His influence was almost entirely negative. Observes Pete Boettke at The Austrian Economists,

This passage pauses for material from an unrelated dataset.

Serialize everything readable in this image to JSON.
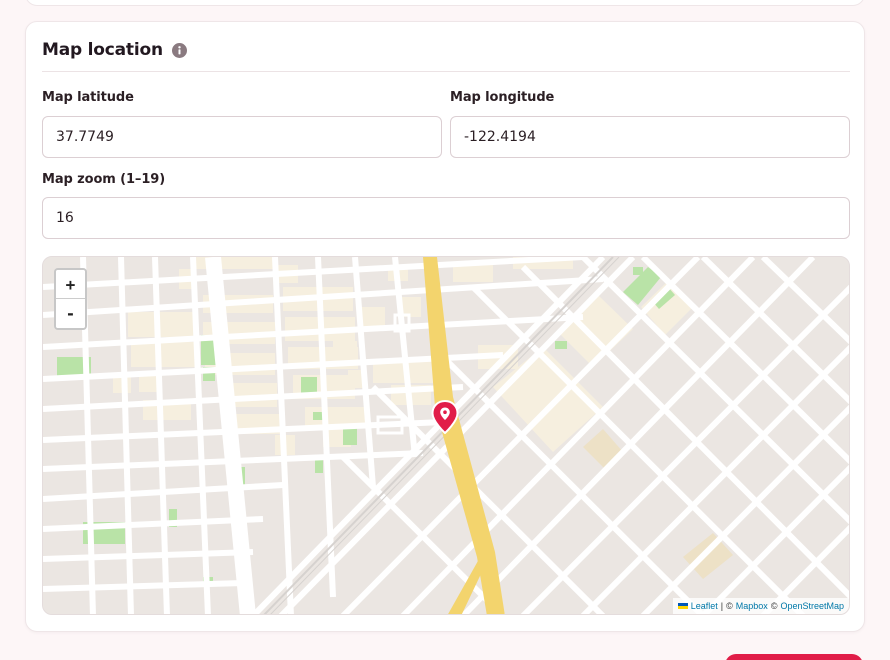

his core ideas are either restated Veblen, warmed over Keynes, or Marxist platitudes. It is not clear that any of his ideas are original enough to warrant that he be placed in that company of critics of the market economy. But there can be little doubt that between 1950-1970, he perhaps more than anyone popularized the teachings of Marx, Veblen and Keynes and made them acceptable to generations of Harvard students and members of the intelligentsia in the English speaking world.Galbraith's best and worst began during and after World War II. At the wartime Office of Price Administration he received his first taste of economy-wide meddling; he liked it. At the same time he was not unafraid to challenge conventional wisdom -- something seen thoughout his career, and a phrase he himself coined; his unorthodoxy and innate intelligence combined to help produce the post-war 'United States Strategic Bombing Survey' which analysed the efficacy of the wartime long-range strategic bombing, and found its success vastly over-rated, a conclusion unwelcome to US Air Force strategists. Galbraith remarked at the time to Orvil Anderson, deputy chief of the Army Air Force in Europe, "General, this is just a matter of intellectual honesty." The general replied, "Goddamn it, Ken, you carry intellectual honesty to extremes."
The Wall Street Journal has a summary of bloggers' obits for Galbraith. William Anderson from the Mises Institute promises a "respectful, but truthful" obit shortly on behalf of Galbraith's Austrian adversaries.
LINKS: John Kenneth Galbraith, writer, economist dies - Boston Globe
Bloggers debate Galbraith's legacy - Wall Street Journal
Would you rather be known as politically influential, famous among the intellectual elite, or making a lasting scientific contribution? - The Austrian Economists
TAGS: Economics, History-Twentieth_Century, Obituary